= What you need to do =
Look for "bookmarks" in the material below and show each line that contains it.

---------- Dataset records ----------

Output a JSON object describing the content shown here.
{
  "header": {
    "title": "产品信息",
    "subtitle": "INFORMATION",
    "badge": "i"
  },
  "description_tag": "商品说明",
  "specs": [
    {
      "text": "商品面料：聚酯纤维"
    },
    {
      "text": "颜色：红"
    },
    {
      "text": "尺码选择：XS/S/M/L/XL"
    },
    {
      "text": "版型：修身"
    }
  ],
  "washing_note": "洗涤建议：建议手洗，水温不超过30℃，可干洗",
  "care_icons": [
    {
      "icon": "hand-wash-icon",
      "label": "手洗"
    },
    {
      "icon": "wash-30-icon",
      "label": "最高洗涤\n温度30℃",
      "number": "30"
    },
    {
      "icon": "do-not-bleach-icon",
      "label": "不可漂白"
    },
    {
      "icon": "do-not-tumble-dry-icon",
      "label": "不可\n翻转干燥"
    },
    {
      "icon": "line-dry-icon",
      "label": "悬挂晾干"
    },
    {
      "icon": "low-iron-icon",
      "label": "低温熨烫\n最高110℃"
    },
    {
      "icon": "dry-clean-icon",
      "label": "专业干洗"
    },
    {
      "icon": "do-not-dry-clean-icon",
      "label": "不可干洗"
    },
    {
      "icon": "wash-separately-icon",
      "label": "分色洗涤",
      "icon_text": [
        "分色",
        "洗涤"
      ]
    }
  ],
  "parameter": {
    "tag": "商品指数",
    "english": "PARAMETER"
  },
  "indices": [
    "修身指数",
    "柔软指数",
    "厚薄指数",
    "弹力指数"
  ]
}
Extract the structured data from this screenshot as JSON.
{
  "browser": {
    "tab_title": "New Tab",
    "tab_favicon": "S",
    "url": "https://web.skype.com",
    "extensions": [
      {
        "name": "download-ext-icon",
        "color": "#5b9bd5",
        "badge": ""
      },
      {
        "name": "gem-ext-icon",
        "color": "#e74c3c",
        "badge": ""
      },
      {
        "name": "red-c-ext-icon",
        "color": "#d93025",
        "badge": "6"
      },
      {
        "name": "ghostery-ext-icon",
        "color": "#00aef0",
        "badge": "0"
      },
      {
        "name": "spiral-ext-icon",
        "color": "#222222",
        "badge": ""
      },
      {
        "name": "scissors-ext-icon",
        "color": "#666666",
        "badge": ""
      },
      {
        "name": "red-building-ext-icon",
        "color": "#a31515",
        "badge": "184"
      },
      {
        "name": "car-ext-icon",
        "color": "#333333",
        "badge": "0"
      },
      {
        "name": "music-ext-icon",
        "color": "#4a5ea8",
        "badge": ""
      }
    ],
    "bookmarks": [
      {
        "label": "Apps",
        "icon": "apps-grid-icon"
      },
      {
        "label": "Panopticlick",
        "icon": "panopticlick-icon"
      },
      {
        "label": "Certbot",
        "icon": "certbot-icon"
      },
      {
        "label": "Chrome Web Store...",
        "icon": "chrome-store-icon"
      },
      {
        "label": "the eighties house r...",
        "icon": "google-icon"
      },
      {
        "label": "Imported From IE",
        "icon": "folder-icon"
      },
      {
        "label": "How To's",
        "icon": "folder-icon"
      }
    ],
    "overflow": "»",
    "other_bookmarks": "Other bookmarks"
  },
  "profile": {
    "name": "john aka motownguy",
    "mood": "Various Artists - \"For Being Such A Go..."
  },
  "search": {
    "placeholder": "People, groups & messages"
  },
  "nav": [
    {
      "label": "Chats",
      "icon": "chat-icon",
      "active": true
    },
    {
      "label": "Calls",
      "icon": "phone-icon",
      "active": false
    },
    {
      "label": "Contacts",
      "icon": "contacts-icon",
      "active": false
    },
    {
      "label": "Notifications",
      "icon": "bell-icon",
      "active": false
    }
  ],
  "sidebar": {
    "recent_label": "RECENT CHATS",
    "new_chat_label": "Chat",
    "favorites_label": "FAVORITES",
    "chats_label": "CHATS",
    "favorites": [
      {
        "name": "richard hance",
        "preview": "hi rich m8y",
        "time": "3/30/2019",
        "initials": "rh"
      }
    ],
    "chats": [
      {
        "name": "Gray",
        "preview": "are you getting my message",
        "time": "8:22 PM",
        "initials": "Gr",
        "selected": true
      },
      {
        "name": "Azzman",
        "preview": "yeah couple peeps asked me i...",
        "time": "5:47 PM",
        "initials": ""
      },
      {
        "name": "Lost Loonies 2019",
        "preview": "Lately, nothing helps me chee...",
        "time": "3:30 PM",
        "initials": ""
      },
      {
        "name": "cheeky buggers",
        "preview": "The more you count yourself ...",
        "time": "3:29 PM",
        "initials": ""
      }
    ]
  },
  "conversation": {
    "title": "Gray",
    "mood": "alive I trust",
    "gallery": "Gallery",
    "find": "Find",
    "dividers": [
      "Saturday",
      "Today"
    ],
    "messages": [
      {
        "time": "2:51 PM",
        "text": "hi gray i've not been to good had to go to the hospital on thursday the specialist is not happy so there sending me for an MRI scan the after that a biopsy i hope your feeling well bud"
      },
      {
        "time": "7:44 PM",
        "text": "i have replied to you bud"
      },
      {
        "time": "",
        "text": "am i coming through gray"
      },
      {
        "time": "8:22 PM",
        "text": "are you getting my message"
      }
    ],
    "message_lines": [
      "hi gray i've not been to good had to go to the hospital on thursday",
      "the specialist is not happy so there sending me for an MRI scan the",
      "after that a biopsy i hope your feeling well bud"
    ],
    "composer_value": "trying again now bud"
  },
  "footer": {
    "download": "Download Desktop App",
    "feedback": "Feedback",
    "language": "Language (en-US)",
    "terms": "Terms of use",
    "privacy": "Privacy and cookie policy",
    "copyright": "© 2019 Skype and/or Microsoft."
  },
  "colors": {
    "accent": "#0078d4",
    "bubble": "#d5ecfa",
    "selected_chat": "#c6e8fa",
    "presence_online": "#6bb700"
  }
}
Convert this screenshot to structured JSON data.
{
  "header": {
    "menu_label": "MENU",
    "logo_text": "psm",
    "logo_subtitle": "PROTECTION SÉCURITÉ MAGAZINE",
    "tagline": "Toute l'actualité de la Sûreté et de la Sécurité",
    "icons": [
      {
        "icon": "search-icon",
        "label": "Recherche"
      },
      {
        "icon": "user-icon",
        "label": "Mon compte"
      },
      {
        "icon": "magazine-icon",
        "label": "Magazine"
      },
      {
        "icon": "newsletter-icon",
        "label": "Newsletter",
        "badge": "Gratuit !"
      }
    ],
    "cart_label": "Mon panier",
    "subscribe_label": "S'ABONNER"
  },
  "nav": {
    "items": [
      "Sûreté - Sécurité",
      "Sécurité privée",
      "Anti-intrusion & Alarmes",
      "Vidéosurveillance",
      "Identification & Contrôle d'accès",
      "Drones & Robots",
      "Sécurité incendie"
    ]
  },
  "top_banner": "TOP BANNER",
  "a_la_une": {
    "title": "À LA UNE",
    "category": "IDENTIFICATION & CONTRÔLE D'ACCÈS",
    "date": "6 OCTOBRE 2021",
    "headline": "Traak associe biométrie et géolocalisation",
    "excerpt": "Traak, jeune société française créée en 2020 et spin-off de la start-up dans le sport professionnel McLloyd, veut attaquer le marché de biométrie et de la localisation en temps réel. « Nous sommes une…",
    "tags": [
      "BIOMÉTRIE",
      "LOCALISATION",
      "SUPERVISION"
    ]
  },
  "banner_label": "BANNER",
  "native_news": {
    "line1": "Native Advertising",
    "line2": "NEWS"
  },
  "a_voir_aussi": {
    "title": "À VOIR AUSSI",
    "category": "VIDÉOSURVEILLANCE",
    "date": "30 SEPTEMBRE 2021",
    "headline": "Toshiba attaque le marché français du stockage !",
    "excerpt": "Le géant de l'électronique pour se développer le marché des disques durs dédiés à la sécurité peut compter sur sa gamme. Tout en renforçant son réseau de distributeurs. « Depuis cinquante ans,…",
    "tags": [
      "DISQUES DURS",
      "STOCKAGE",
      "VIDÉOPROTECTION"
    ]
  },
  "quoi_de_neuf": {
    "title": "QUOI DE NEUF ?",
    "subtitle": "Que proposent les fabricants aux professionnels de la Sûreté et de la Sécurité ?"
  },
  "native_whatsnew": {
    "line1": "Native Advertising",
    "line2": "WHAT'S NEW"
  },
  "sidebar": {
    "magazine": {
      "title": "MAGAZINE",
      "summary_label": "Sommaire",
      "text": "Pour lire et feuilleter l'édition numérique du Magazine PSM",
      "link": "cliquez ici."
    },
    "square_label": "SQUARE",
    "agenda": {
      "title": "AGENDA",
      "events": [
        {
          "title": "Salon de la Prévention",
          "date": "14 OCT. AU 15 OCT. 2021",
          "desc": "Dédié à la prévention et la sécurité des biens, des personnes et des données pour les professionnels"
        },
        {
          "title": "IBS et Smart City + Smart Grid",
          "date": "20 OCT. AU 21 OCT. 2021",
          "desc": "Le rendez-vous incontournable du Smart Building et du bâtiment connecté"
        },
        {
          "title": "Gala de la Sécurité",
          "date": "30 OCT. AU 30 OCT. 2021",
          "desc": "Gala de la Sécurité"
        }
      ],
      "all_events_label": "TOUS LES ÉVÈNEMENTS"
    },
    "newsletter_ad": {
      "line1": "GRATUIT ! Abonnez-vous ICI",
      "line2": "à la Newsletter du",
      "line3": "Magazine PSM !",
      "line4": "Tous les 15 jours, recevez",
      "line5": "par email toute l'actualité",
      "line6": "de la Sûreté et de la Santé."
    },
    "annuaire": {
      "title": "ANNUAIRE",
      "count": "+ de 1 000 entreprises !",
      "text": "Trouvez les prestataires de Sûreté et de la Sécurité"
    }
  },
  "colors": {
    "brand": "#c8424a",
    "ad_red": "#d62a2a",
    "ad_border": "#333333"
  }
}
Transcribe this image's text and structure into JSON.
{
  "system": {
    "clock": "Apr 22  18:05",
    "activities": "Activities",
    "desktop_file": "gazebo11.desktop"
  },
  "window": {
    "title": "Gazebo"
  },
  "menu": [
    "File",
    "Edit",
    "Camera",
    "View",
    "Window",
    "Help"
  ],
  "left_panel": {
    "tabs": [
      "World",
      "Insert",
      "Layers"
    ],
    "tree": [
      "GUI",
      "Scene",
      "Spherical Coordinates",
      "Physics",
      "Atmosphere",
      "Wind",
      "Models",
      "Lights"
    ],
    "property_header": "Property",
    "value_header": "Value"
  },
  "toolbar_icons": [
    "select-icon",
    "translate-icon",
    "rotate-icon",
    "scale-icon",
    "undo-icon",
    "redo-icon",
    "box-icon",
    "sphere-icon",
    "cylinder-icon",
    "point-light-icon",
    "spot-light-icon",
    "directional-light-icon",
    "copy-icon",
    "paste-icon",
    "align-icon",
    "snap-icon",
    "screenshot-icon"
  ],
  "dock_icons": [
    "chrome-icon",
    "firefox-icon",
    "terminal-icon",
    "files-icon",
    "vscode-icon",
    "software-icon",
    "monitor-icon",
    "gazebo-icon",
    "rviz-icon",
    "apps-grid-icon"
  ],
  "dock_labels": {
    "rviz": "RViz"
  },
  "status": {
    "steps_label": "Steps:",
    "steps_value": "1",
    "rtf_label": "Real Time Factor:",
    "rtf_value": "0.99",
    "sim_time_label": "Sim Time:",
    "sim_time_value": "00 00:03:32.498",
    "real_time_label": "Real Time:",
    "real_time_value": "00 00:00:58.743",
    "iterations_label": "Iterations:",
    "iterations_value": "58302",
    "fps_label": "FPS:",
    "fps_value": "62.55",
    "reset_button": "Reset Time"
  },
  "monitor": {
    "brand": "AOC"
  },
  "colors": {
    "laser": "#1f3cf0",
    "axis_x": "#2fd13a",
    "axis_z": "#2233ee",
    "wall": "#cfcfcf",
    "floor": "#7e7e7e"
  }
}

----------

= Response =
    "bookmarks": [
    "other_bookmarks": "Other bookmarks"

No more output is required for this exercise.